Data excerpts:
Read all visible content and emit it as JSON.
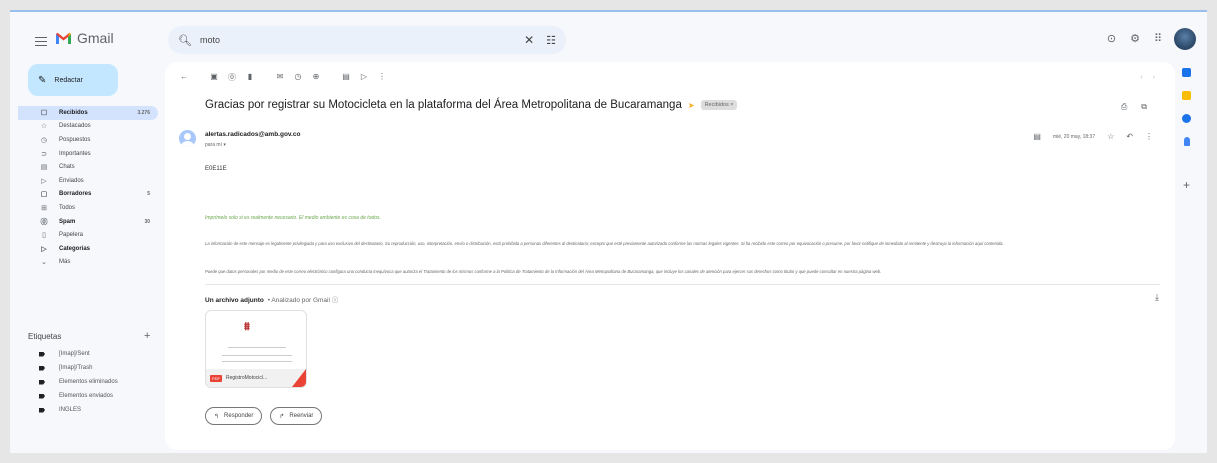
{
  "app": {
    "name": "Gmail"
  },
  "search": {
    "value": "moto"
  },
  "compose": {
    "label": "Redactar"
  },
  "nav": [
    {
      "name": "nav-inbox",
      "icon": "☐",
      "label": "Recibidos",
      "count": "3.276",
      "bold": true,
      "active": true
    },
    {
      "name": "nav-starred",
      "icon": "☆",
      "label": "Destacados",
      "count": "",
      "bold": false
    },
    {
      "name": "nav-snoozed",
      "icon": "◷",
      "label": "Pospuestos",
      "count": "",
      "bold": false
    },
    {
      "name": "nav-important",
      "icon": "⊃",
      "label": "Importantes",
      "count": "",
      "bold": false
    },
    {
      "name": "nav-chats",
      "icon": "▤",
      "label": "Chats",
      "count": "",
      "bold": false
    },
    {
      "name": "nav-sent",
      "icon": "▷",
      "label": "Enviados",
      "count": "",
      "bold": false
    },
    {
      "name": "nav-drafts",
      "icon": "▢",
      "label": "Borradores",
      "count": "5",
      "bold": true
    },
    {
      "name": "nav-all",
      "icon": "⊞",
      "label": "Todos",
      "count": "",
      "bold": false
    },
    {
      "name": "nav-spam",
      "icon": "⓪",
      "label": "Spam",
      "count": "30",
      "bold": true
    },
    {
      "name": "nav-trash",
      "icon": "▯",
      "label": "Papelera",
      "count": "",
      "bold": false
    },
    {
      "name": "nav-categories",
      "icon": "▷",
      "label": "Categorías",
      "count": "",
      "bold": true
    },
    {
      "name": "nav-more",
      "icon": "⌄",
      "label": "Más",
      "count": "",
      "bold": false
    }
  ],
  "labels": {
    "title": "Etiquetas",
    "items": [
      "[Imap]/Sent",
      "[Imap]/Trash",
      "Elementos eliminados",
      "Elementos enviados",
      "INGLES"
    ]
  },
  "email": {
    "subject": "Gracias por registrar su Motocicleta en la plataforma del Área Metropolitana de Bucaramanga",
    "badge": "Recibidos ×",
    "sender": "alertas.radicados@amb.gov.co",
    "to": "para mí ▾",
    "date": "mié, 20 may, 18:37",
    "code": "E0E11E",
    "green_note": "Imprímelo solo si es realmente necesario. El medio ambiente es cosa de todos.",
    "legal_1": "La información de este mensaje es legalmente privilegiada y para uso exclusivo del destinatario. Su reproducción, uso, interpretación, envío o distribución, está prohibida a personas diferentes al destinatario; excepto que esté previamente autorizado conforme las normas legales vigentes. Si ha recibido este correo por equivocación o presume, por favor notifique de inmediato al remitente y destruya la información aquí contenida.",
    "legal_2": "Puede que datos personales por medio de este correo electrónico configura una conducta inequívoca que autoriza el Tratamiento de los mismos conforme a la Política de Tratamiento de la Información del Área Metropolitana de Bucaramanga, que incluye los canales de atención para ejercer sus derechos como titular y que puede consultar en nuestra página web."
  },
  "attachment": {
    "title": "Un archivo adjunto",
    "analyzed": "• Analizado por Gmail ⓘ",
    "filename": "RegistroMotocicl...",
    "type_label": "PDF"
  },
  "actions": {
    "reply": "Responder",
    "forward": "Reenviar"
  },
  "colors": {
    "compose_bg": "#c2e7ff",
    "active_nav": "#d3e3fd",
    "accent_green": "#6aa84f"
  }
}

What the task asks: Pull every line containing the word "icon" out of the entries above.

Completed exercise:
      "icon": "☐",
      "icon": "☆",
      "icon": "◷",
      "icon": "⊃",
      "icon": "▤",
      "icon": "▷",
      "icon": "▢",
      "icon": "⊞",
      "icon": "⓪",
      "icon": "▯",
      "icon": "▷",
      "icon": "⌄",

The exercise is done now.